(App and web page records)
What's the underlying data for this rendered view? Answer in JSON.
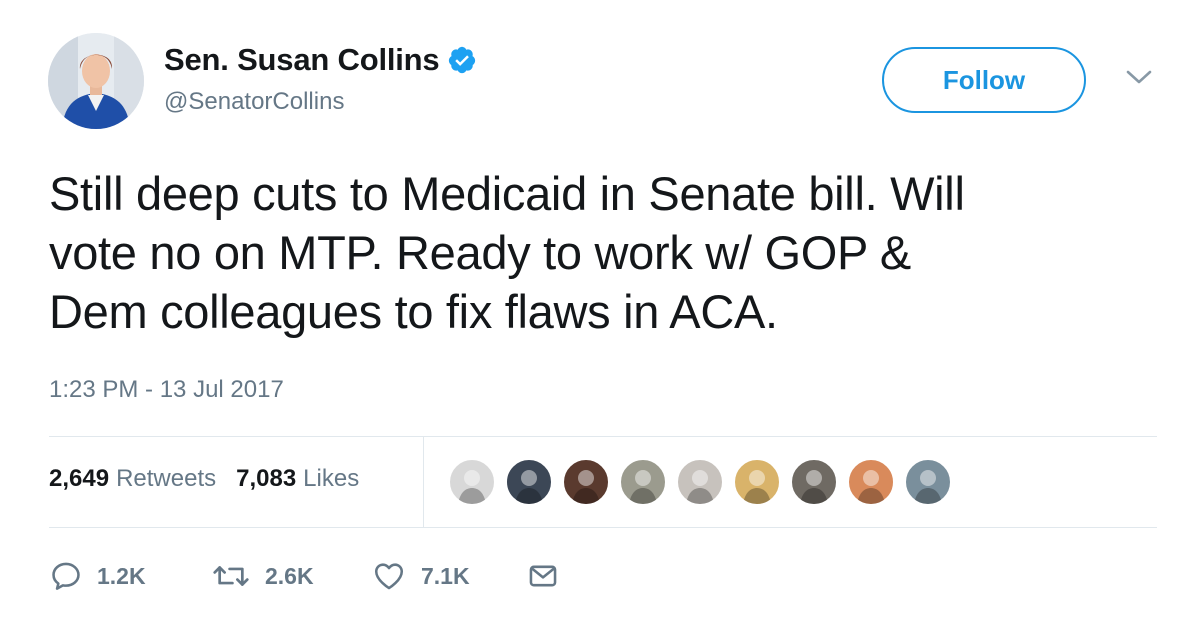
{
  "author": {
    "display_name": "Sen. Susan Collins",
    "handle": "@SenatorCollins",
    "verified": true
  },
  "follow_button": {
    "label": "Follow"
  },
  "tweet": {
    "text_lines": [
      "Still deep cuts to Medicaid in Senate bill. Will",
      "vote no on MTP. Ready to work w/ GOP &",
      "Dem colleagues to fix flaws in ACA."
    ],
    "timestamp": "1:23 PM - 13 Jul 2017"
  },
  "stats": {
    "retweets": {
      "count": "2,649",
      "label": "Retweets"
    },
    "likes": {
      "count": "7,083",
      "label": "Likes"
    }
  },
  "liked_by_avatars": [
    {
      "icon": "man-avatar",
      "color": "#d8d8d8"
    },
    {
      "icon": "silhouette-avatar",
      "color": "#3c4756"
    },
    {
      "icon": "woman-avatar",
      "color": "#5a3a2e"
    },
    {
      "icon": "man-avatar",
      "color": "#9b9b8e"
    },
    {
      "icon": "cat-avatar",
      "color": "#c7c2bd"
    },
    {
      "icon": "woman-avatar",
      "color": "#d9b36a"
    },
    {
      "icon": "cat-avatar",
      "color": "#6f6a63"
    },
    {
      "icon": "woman-avatar",
      "color": "#d98a5b"
    },
    {
      "icon": "bird-avatar",
      "color": "#7a8f9c"
    }
  ],
  "actions": {
    "reply": {
      "icon": "reply-icon",
      "count": "1.2K"
    },
    "retweet": {
      "icon": "retweet-icon",
      "count": "2.6K"
    },
    "like": {
      "icon": "heart-icon",
      "count": "7.1K"
    },
    "dm": {
      "icon": "envelope-icon"
    }
  },
  "colors": {
    "accent": "#1b95e0",
    "text": "#14171a",
    "secondary_text": "#657786",
    "divider": "#e1e8ed"
  }
}
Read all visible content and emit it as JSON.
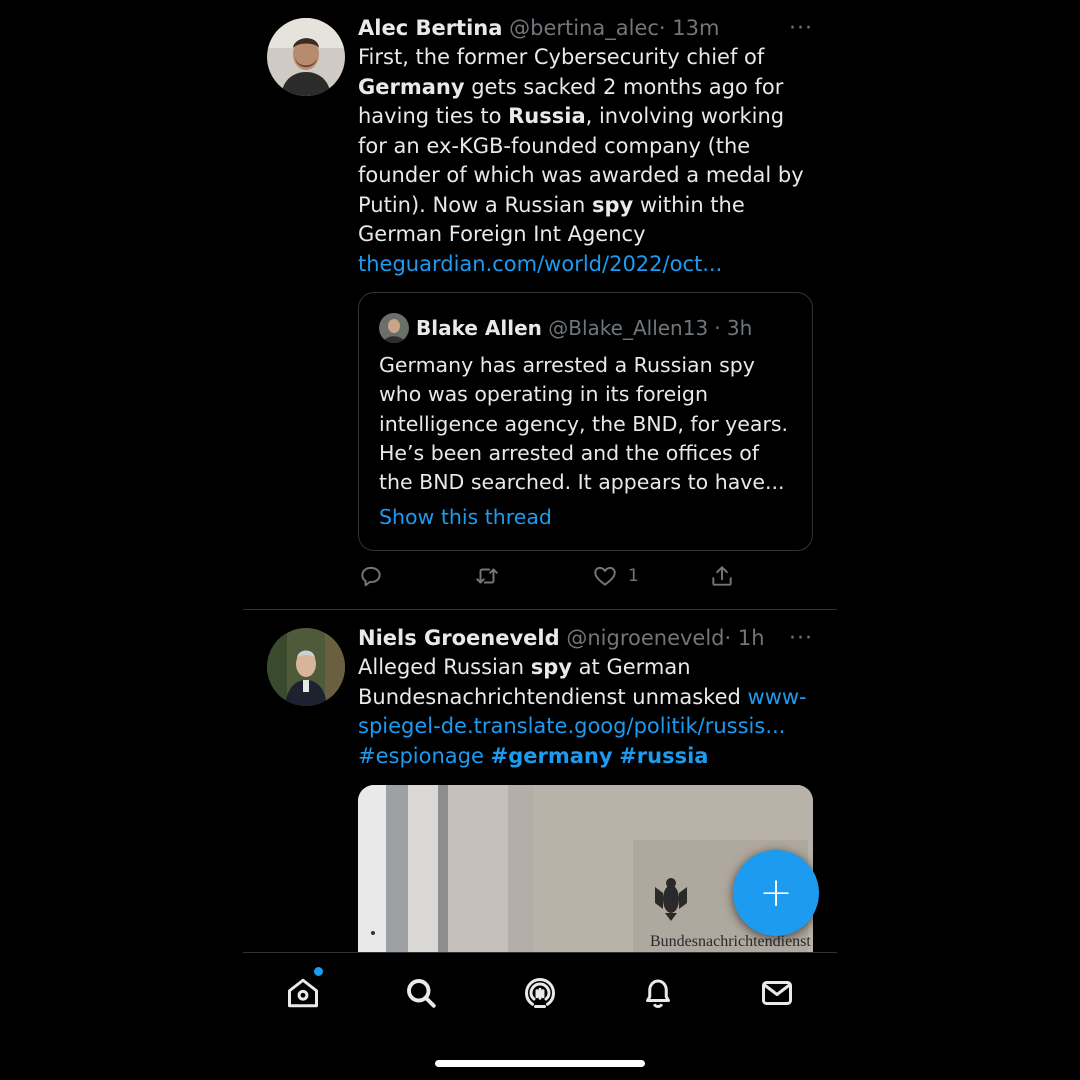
{
  "tweets": [
    {
      "name": "Alec Bertina",
      "handle": "@bertina_alec",
      "time": "· 13m",
      "more": "···",
      "text": [
        {
          "t": "First, the former Cybersecurity chief of ",
          "b": false
        },
        {
          "t": "Germany",
          "b": true
        },
        {
          "t": " gets sacked 2 months ago for having ties to ",
          "b": false
        },
        {
          "t": "Russia",
          "b": true
        },
        {
          "t": ", involving working for an ex-KGB-founded company (the founder of which was awarded a medal by Putin). Now a Russian ",
          "b": false
        },
        {
          "t": "spy",
          "b": true
        },
        {
          "t": " within the German Foreign Int Agency",
          "b": false
        }
      ],
      "link": "theguardian.com/world/2022/oct...",
      "quote": {
        "name": "Blake Allen",
        "handle": "@Blake_Allen13",
        "time": "· 3h",
        "text": "Germany has arrested a Russian spy who was operating in its foreign intelligence agency, the BND, for years. He’s been arrested and the offices of the BND searched. It appears to have...",
        "show_thread": "Show this thread"
      },
      "actions": {
        "reply_icon": "reply-icon",
        "retweet_icon": "retweet-icon",
        "like_icon": "heart-icon",
        "like_count": "1",
        "share_icon": "share-icon"
      }
    },
    {
      "name": "Niels Groeneveld",
      "handle": "@nigroeneveld",
      "time": "· 1h",
      "more": "···",
      "text_pre": [
        {
          "t": "Alleged Russian ",
          "b": false
        },
        {
          "t": "spy",
          "b": true
        },
        {
          "t": " at German Bundesnachrichtendienst unmasked ",
          "b": false
        }
      ],
      "link": "www-spiegel-de.translate.goog/politik/russis...",
      "hashtags": [
        {
          "t": "#espionage",
          "b": false
        },
        {
          "t": "#germany",
          "b": true
        },
        {
          "t": "#russia",
          "b": true
        }
      ],
      "media_caption": "Bundesnachrichtendienst"
    }
  ],
  "compose_button": "compose-tweet-icon",
  "tabbar": {
    "items": [
      "home-icon",
      "search-icon",
      "spaces-icon",
      "notifications-icon",
      "messages-icon"
    ],
    "home_badge": true
  },
  "colors": {
    "background": "#000000",
    "accent": "#1d9bf0",
    "text": "#e7e9ea",
    "muted": "#71767b",
    "border": "#2f3336"
  }
}
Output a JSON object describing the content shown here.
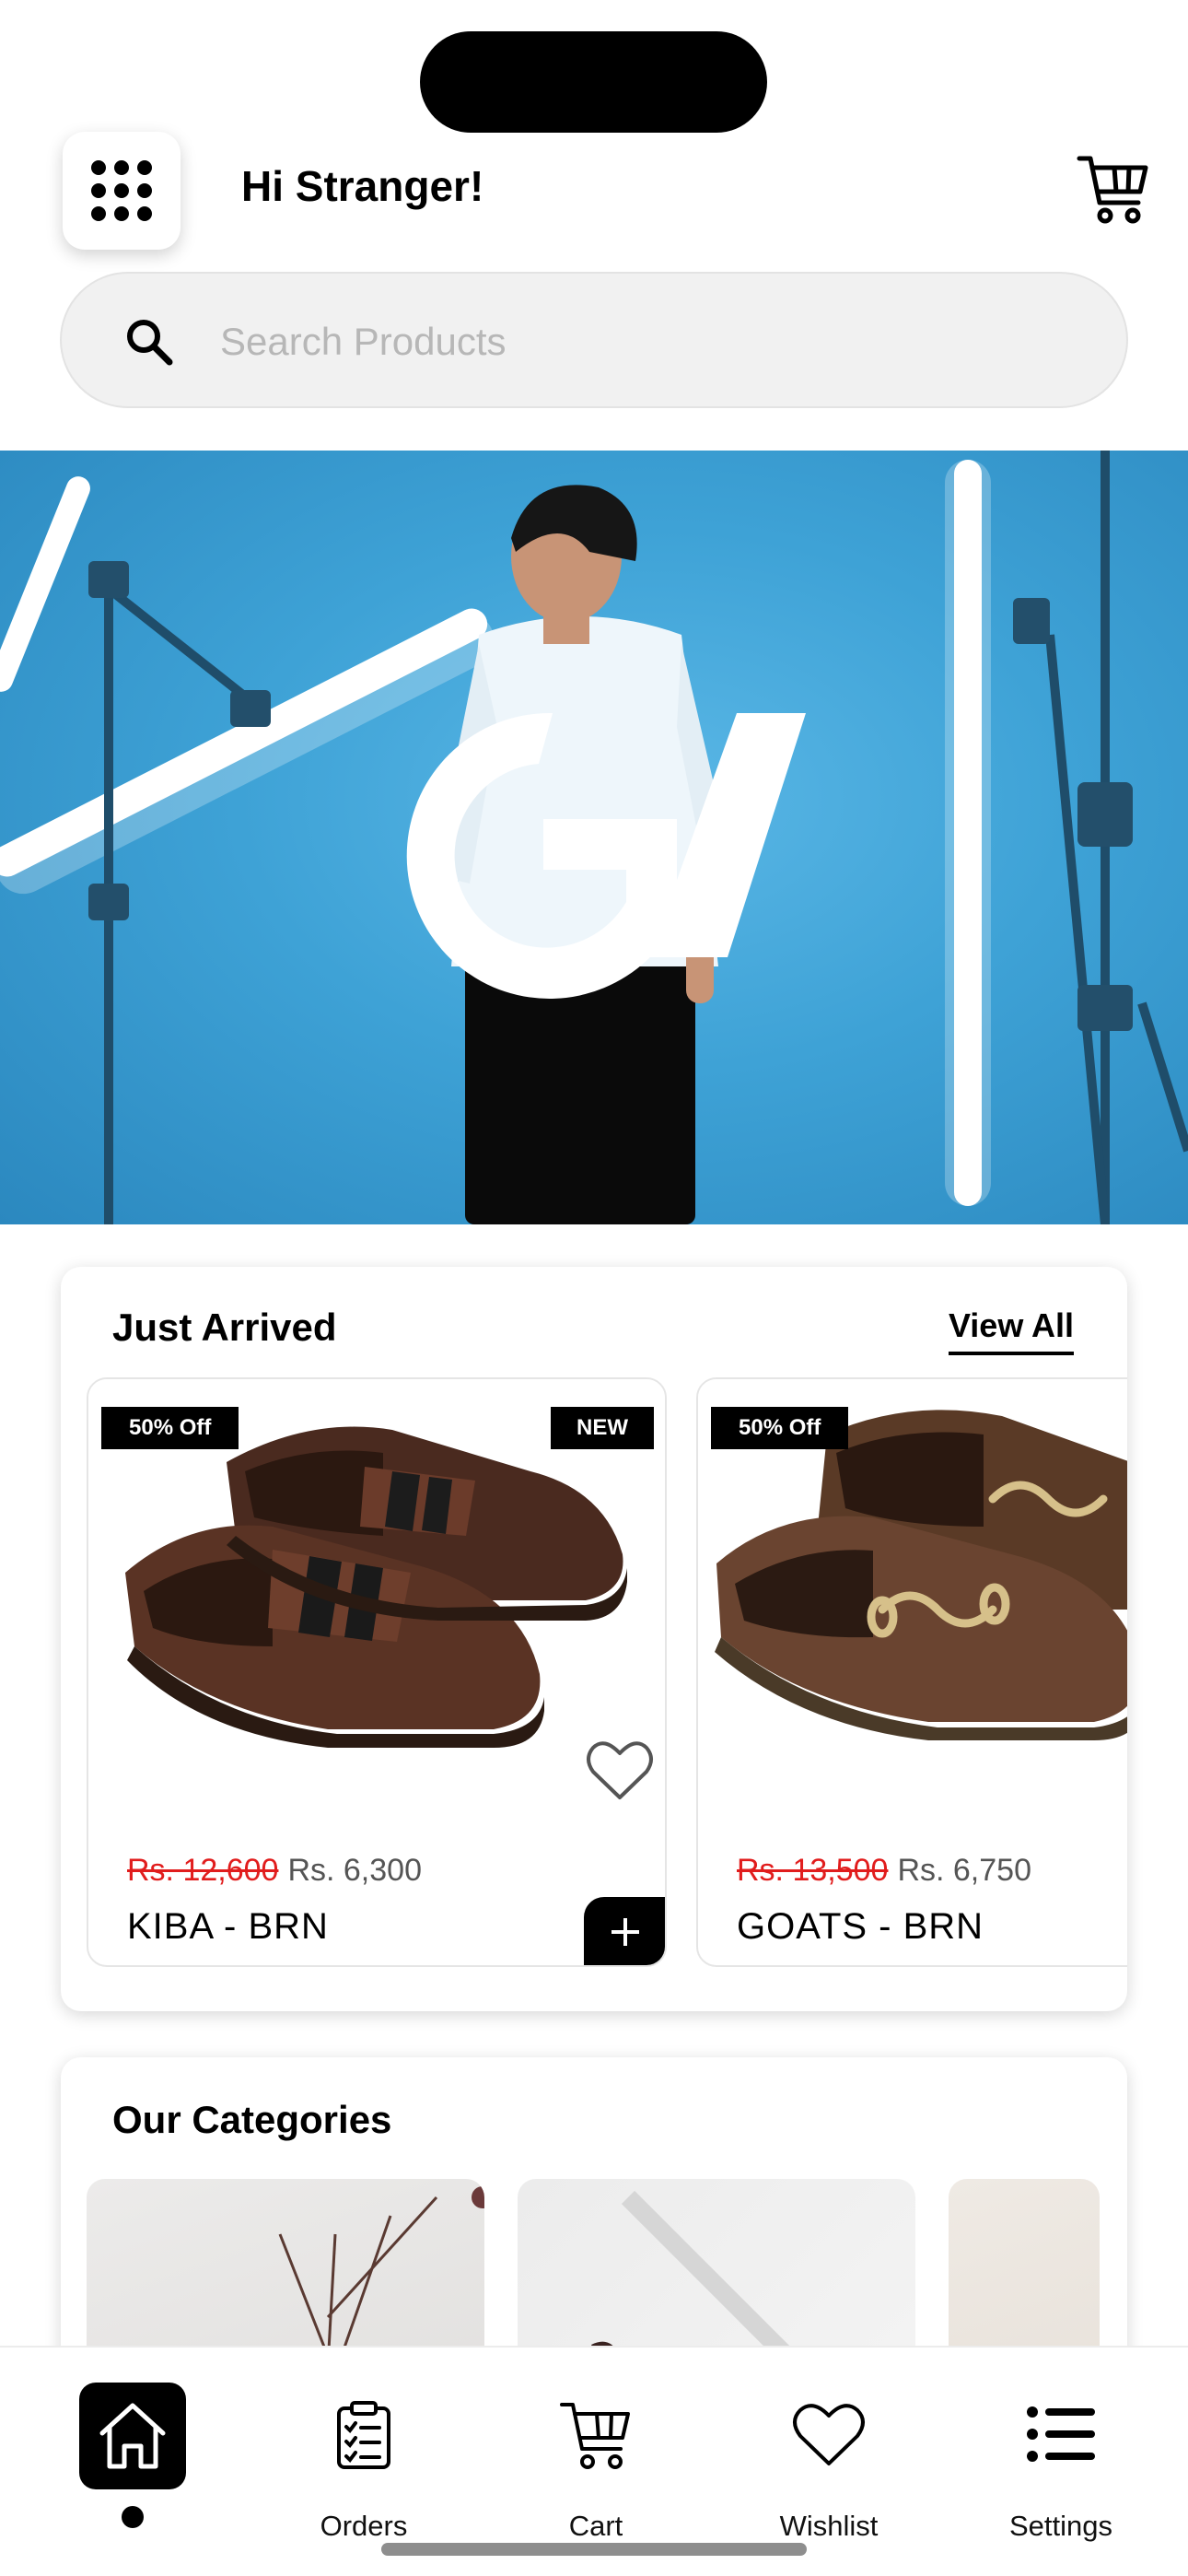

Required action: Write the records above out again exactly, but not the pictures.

Written response:
What's the underlying data for this rendered view? Answer in JSON.
{
  "author": {
    "display_name": "Sen. Susan Collins",
    "handle": "@SenatorCollins",
    "verified": true
  },
  "follow_button": {
    "label": "Follow"
  },
  "tweet": {
    "text_lines": [
      "Still deep cuts to Medicaid in Senate bill. Will",
      "vote no on MTP. Ready to work w/ GOP &",
      "Dem colleagues to fix flaws in ACA."
    ],
    "timestamp": "1:23 PM - 13 Jul 2017"
  },
  "stats": {
    "retweets": {
      "count": "2,649",
      "label": "Retweets"
    },
    "likes": {
      "count": "7,083",
      "label": "Likes"
    }
  },
  "liked_by_avatars": [
    {
      "icon": "man-avatar",
      "color": "#d8d8d8"
    },
    {
      "icon": "silhouette-avatar",
      "color": "#3c4756"
    },
    {
      "icon": "woman-avatar",
      "color": "#5a3a2e"
    },
    {
      "icon": "man-avatar",
      "color": "#9b9b8e"
    },
    {
      "icon": "cat-avatar",
      "color": "#c7c2bd"
    },
    {
      "icon": "woman-avatar",
      "color": "#d9b36a"
    },
    {
      "icon": "cat-avatar",
      "color": "#6f6a63"
    },
    {
      "icon": "woman-avatar",
      "color": "#d98a5b"
    },
    {
      "icon": "bird-avatar",
      "color": "#7a8f9c"
    }
  ],
  "actions": {
    "reply": {
      "icon": "reply-icon",
      "count": "1.2K"
    },
    "retweet": {
      "icon": "retweet-icon",
      "count": "2.6K"
    },
    "like": {
      "icon": "heart-icon",
      "count": "7.1K"
    },
    "dm": {
      "icon": "envelope-icon"
    }
  },
  "colors": {
    "accent": "#1b95e0",
    "text": "#14171a",
    "secondary_text": "#657786",
    "divider": "#e1e8ed"
  }
}
Read all visible content and emit it as JSON.
{
  "tweets": [
    {
      "name": "Alec Bertina",
      "handle": "@bertina_alec",
      "time": "· 13m",
      "more": "···",
      "text": [
        {
          "t": "First, the former Cybersecurity chief of ",
          "b": false
        },
        {
          "t": "Germany",
          "b": true
        },
        {
          "t": " gets sacked 2 months ago for having ties to ",
          "b": false
        },
        {
          "t": "Russia",
          "b": true
        },
        {
          "t": ", involving working for an ex-KGB-founded company (the founder of which was awarded a medal by Putin). Now a Russian ",
          "b": false
        },
        {
          "t": "spy",
          "b": true
        },
        {
          "t": " within the German Foreign Int Agency",
          "b": false
        }
      ],
      "link": "theguardian.com/world/2022/oct...",
      "quote": {
        "name": "Blake Allen",
        "handle": "@Blake_Allen13",
        "time": "· 3h",
        "text": "Germany has arrested a Russian spy who was operating in its foreign intelligence agency, the BND, for years. He’s been arrested and the offices of the BND searched. It appears to have...",
        "show_thread": "Show this thread"
      },
      "actions": {
        "reply_icon": "reply-icon",
        "retweet_icon": "retweet-icon",
        "like_icon": "heart-icon",
        "like_count": "1",
        "share_icon": "share-icon"
      }
    },
    {
      "name": "Niels Groeneveld",
      "handle": "@nigroeneveld",
      "time": "· 1h",
      "more": "···",
      "text_pre": [
        {
          "t": "Alleged Russian ",
          "b": false
        },
        {
          "t": "spy",
          "b": true
        },
        {
          "t": " at German Bundesnachrichtendienst unmasked ",
          "b": false
        }
      ],
      "link": "www-spiegel-de.translate.goog/politik/russis...",
      "hashtags": [
        {
          "t": "#espionage",
          "b": false
        },
        {
          "t": "#germany",
          "b": true
        },
        {
          "t": "#russia",
          "b": true
        }
      ],
      "media_caption": "Bundesnachrichtendienst"
    }
  ],
  "compose_button": "compose-tweet-icon",
  "tabbar": {
    "items": [
      "home-icon",
      "search-icon",
      "spaces-icon",
      "notifications-icon",
      "messages-icon"
    ],
    "home_badge": true
  },
  "colors": {
    "background": "#000000",
    "accent": "#1d9bf0",
    "text": "#e7e9ea",
    "muted": "#71767b",
    "border": "#2f3336"
  }
}
Output a JSON object describing the content shown here.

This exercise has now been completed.